The 2016 election saw an unprecedented turnout: 2.2 million voters, 58 per cent of the registered electorate, cast their vote. Despite the constant hectoring of Beijing’s loyalists, the silent majority had spoken, and it was in favour of pro-democracy candidates. A new force had emerged in local politics, with new, progressive localist candidates winning six seats. And I won my seat, by a far greater margin than polls had suggested, to become Hong Kong’s youngest ever lawmaker.

I was so proud of what we had achieved. We had exercised our right to stand for election, and in voting for us the people of Hong Kong had exercised their right to elect representatives who shared their concerns. The legislature may have been designed to ensure a pro-establishment majority, making it more of a debating chamber than a true law-making body. But to be one of thirty-five directly elected legislators still mattered.

My election represented an expression of the limited political rights Hong Kong people enjoyed – an expression of our freedom. I had a democratic mandate and no one in government could claim otherwise. Even if all I could do was be one voice in the chamber, this voice would be heard throughout the city; and for so many people of my generation, and for all those who had voted for me, that mattered.

At twenty-three years of age, I was Hong Kong’s youngest legislator. Often, babies of the House, as the youngest parliamentarians are called in the UK, go on to have long careers in politics. Mine in Hong Kong would be one of the shortest.

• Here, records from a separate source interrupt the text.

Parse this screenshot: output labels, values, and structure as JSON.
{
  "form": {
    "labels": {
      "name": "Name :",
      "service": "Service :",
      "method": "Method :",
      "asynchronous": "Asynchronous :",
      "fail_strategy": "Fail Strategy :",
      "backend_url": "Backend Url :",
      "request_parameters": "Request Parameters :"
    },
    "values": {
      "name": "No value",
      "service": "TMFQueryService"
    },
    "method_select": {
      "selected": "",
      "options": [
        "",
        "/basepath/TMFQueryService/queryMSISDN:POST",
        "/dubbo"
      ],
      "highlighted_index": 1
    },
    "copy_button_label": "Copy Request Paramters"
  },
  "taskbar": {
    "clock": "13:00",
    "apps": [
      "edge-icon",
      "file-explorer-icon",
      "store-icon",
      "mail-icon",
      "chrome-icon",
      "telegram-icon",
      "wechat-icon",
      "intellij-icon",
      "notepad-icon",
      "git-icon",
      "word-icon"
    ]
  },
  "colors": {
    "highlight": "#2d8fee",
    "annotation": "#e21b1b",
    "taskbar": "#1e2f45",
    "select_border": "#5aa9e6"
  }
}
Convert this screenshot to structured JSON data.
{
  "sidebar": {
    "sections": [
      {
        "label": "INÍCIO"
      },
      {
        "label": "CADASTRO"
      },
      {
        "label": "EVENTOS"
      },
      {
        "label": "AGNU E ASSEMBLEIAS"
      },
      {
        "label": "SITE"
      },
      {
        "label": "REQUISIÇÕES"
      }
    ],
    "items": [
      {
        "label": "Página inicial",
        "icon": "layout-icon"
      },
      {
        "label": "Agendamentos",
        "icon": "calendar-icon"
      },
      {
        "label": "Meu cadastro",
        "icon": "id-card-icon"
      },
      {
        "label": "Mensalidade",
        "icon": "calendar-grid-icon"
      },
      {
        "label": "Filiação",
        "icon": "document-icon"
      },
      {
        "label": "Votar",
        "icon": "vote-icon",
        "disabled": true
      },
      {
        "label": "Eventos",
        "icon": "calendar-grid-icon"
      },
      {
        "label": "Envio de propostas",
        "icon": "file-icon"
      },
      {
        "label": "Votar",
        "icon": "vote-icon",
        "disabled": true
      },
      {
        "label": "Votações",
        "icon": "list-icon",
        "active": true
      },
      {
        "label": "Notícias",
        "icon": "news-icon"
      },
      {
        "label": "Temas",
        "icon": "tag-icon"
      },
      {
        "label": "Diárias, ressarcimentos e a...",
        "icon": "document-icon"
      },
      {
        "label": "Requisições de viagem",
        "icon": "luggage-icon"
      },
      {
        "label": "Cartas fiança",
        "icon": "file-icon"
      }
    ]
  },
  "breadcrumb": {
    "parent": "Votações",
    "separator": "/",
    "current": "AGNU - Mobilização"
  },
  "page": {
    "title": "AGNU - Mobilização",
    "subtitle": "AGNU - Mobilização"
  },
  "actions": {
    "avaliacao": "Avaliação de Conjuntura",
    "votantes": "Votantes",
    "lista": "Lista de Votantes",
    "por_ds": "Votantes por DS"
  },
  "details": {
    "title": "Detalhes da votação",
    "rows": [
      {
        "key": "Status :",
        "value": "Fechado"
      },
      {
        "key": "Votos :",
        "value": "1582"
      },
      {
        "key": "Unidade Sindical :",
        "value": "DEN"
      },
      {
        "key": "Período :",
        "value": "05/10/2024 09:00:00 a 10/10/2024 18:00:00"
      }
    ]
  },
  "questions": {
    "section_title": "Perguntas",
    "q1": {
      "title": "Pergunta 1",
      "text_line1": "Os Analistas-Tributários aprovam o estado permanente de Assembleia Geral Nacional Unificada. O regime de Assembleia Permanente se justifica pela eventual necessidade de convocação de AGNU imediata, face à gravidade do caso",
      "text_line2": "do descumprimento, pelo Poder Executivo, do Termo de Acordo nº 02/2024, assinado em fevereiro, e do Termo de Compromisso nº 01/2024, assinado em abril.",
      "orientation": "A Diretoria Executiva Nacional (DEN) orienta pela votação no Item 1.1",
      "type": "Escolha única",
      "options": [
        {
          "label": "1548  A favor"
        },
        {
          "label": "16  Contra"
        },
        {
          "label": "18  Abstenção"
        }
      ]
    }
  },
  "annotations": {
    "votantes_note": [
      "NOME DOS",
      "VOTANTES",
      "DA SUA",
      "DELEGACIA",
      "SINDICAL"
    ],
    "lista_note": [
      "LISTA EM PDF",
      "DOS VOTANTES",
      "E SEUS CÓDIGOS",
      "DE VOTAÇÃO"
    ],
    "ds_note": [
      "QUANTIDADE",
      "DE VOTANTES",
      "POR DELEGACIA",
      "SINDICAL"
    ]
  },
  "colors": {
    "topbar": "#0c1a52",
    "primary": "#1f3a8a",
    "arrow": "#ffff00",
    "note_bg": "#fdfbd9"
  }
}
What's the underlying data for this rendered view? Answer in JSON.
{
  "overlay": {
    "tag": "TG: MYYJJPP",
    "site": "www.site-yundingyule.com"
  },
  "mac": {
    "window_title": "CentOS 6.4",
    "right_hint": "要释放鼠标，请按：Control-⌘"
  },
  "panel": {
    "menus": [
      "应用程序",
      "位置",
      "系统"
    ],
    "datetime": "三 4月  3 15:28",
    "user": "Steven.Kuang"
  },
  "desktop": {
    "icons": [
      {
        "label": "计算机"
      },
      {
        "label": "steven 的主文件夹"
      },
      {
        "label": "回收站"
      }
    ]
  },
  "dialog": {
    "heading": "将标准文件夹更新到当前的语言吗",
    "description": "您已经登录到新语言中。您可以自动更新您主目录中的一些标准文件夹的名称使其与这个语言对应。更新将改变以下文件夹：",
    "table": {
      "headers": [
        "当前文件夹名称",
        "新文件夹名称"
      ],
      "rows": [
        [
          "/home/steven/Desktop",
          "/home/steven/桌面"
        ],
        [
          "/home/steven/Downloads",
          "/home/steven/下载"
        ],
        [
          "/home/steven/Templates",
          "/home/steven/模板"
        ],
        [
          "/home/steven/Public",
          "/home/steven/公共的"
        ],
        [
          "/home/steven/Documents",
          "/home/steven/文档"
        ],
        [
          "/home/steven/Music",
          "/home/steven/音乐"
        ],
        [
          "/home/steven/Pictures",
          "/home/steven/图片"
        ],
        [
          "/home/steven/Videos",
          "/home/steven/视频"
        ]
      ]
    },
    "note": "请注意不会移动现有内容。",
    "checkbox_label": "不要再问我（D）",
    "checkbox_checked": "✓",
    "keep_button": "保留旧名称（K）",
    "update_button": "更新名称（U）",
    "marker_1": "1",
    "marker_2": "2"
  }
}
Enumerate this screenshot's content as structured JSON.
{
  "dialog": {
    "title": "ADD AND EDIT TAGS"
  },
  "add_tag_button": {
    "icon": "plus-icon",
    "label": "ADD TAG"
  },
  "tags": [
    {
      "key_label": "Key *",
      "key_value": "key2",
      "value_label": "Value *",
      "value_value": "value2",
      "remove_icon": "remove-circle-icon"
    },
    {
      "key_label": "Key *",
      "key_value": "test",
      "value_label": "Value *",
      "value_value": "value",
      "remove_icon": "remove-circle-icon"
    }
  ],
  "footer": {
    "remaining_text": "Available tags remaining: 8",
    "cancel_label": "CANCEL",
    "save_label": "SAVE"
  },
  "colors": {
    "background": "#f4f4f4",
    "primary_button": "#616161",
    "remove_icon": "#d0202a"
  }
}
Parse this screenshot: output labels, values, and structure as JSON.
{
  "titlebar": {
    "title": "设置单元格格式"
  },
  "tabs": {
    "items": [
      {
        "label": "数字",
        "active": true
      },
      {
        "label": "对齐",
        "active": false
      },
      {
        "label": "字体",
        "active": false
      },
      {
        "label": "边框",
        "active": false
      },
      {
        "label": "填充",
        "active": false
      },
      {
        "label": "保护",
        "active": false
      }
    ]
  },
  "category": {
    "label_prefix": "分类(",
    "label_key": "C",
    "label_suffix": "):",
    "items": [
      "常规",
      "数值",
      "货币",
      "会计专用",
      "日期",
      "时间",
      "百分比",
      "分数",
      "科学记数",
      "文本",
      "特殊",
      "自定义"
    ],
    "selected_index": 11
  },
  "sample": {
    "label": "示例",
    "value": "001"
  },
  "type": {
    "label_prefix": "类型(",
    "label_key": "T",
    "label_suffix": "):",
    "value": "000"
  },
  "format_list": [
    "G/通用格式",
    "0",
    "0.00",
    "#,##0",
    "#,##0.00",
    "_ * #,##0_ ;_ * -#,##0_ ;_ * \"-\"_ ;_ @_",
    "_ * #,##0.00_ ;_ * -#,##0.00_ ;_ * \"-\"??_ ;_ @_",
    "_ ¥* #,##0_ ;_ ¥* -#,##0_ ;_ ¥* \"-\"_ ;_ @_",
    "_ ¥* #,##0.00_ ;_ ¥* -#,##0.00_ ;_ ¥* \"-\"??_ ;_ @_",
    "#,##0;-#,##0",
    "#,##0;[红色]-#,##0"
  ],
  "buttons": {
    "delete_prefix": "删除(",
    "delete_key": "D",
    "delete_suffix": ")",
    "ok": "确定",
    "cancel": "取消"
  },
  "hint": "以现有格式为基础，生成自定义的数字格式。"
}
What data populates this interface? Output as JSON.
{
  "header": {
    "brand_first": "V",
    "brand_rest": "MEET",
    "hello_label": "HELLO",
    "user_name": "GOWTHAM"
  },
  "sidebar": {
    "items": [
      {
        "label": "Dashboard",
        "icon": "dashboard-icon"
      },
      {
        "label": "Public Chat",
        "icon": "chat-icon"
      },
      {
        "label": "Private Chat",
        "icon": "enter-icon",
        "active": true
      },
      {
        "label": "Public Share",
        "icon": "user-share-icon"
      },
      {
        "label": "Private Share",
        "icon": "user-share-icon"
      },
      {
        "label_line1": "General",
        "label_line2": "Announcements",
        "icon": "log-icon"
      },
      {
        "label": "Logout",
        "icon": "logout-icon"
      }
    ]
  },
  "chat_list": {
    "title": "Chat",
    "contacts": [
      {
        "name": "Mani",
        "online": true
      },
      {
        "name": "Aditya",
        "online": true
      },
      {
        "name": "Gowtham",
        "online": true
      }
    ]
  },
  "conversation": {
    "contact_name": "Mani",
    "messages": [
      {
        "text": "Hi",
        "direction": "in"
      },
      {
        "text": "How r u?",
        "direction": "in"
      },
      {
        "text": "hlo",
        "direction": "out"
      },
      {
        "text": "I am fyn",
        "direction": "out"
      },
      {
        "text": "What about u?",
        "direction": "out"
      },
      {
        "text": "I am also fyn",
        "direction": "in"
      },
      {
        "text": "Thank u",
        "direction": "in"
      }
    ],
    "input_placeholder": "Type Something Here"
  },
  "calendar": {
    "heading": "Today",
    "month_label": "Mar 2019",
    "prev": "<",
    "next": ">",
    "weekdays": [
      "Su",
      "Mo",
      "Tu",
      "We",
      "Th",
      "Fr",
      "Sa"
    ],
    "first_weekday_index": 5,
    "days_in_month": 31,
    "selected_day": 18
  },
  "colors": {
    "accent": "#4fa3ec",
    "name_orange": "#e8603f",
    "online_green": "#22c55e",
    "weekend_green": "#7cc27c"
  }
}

Legislative Council members are elected to serve a four-year term. As my team moved into our new offices in the Legislative Council Complex, there was no reason to suppose we would not be there for at least that long. We did our best to make ourselves feel comfortable in room 901. As an activist I had met and worked with many legislators, but to be sitting in the Council building now as one of them felt different. I watched political aides come and go, and my staff hovering busily about, and could not help but wonder if I truly belonged there. Was this the right place for an activist? Could it accommodate us?

Well-known democratic lawmakers stopped by to welcome me. They did their best to make me feel I belonged. Many were politicians and campaigners I looked up to and had worked with during the protests. They had fought hard for a better Hong Kong – for labour rights, civil liberties and for other important freedoms. Still, any pride I might have felt was overridden by the realisation of what I was up against. Though my allies in the democratic camp were capable and respected in the wider community, they were operating within a system designed to ensure they would never have power. And those who did have power would seek to silence and destroy us.

My election had been a terrible loss of face for Beijing and their loyal supporters. It shattered one of their principal lies: that the majority of Hong Kong people are loyal patriots who place the ‘nation’ (meaning the CCP) over local issues and a desire for freedom and democracy. It was a lie that had served the interests of the powerful, from the officials and secret Communist Party members who dominated Hong Kong’s elites to international businesses who had throughout Hong Kong’s history suppressed the will of the people in order to promote so-called stability and a favourable commercial environment. It was a lie that Hong Kong’s last governor, Chris Patten, had bravely challenged by going directly to the people, refusing the assurances of an elite who insisted that Hong Kong people were apolitical. It was a lie that had become increasingly pernicious as Beijing encroached on our freedoms, making democratic representation even more important. And my presence in the Legislative Council, alongside other new and progressive lawmakers, told the world that it was a lie. Beijing would not forgive me for that.

Extracted from Freedom: How We Lose it and How We Fight Back, by Nathan Law, published by Transworld in November 2021

This interview and the extract appeared in the winter issue of Index on Censorship. Click here for more information on this issue